[Data about app and page elements]

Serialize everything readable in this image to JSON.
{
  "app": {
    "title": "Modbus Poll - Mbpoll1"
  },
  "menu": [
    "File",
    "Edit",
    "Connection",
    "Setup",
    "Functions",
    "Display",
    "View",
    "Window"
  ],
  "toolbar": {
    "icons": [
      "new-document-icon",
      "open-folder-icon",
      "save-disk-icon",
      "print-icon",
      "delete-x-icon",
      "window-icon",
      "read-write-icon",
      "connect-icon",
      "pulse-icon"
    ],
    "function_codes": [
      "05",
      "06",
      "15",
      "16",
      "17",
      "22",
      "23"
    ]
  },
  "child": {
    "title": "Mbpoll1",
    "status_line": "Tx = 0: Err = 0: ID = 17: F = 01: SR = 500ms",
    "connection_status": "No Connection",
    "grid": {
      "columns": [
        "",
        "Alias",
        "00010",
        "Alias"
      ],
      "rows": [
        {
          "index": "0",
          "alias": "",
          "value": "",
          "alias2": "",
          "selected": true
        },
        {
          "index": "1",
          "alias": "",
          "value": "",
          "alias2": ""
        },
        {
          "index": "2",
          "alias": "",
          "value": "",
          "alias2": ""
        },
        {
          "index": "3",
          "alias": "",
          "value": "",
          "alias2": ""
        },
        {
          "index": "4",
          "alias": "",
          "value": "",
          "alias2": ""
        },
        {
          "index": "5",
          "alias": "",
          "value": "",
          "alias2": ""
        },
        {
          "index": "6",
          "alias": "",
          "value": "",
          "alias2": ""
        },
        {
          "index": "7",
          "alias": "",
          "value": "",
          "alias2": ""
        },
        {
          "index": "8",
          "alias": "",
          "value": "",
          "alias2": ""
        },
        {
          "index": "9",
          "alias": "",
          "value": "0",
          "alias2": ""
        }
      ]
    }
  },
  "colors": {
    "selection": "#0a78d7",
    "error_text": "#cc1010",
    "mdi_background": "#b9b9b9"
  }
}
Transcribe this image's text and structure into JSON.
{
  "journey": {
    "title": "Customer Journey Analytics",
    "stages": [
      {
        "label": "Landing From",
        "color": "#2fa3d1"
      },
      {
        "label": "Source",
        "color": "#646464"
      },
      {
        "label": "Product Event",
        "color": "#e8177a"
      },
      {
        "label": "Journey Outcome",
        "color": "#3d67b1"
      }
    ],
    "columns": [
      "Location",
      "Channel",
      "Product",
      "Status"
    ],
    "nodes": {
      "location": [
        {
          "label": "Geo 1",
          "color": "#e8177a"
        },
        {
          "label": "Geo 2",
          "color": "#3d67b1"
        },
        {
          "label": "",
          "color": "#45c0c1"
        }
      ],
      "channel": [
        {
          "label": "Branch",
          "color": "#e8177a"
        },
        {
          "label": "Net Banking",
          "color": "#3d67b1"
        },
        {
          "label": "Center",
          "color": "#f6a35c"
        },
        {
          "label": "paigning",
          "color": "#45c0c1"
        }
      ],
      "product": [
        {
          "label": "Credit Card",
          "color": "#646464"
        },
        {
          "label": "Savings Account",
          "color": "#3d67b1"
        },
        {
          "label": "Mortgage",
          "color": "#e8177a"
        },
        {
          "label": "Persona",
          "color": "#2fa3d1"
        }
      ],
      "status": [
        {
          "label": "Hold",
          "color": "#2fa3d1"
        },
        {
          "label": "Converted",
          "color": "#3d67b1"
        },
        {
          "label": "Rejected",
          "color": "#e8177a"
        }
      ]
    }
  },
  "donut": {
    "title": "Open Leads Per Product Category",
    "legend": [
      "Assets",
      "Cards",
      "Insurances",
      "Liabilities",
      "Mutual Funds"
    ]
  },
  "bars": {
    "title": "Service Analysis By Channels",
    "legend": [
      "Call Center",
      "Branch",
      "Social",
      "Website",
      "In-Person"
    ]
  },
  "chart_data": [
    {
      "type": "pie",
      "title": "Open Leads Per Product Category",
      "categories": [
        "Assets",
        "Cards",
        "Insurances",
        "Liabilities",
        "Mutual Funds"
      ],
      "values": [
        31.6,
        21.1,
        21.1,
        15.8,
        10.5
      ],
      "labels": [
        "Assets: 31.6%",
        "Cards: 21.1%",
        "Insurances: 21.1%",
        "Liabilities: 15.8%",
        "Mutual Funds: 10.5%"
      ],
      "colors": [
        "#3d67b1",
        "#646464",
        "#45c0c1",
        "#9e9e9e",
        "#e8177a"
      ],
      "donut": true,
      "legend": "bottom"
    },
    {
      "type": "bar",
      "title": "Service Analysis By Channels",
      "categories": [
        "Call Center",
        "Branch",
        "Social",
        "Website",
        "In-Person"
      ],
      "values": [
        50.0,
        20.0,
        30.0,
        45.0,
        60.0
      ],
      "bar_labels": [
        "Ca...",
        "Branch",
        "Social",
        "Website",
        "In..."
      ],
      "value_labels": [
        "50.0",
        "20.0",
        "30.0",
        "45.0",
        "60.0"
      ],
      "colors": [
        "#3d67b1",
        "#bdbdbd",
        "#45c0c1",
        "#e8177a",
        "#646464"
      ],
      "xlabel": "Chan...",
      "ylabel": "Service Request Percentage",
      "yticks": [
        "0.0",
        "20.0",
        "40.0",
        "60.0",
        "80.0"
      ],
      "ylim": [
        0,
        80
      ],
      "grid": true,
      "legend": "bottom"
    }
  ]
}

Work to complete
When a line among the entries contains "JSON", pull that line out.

Result
Serialize everything readable in this image to JSON.
Transcribe this image's text and structure into JSON.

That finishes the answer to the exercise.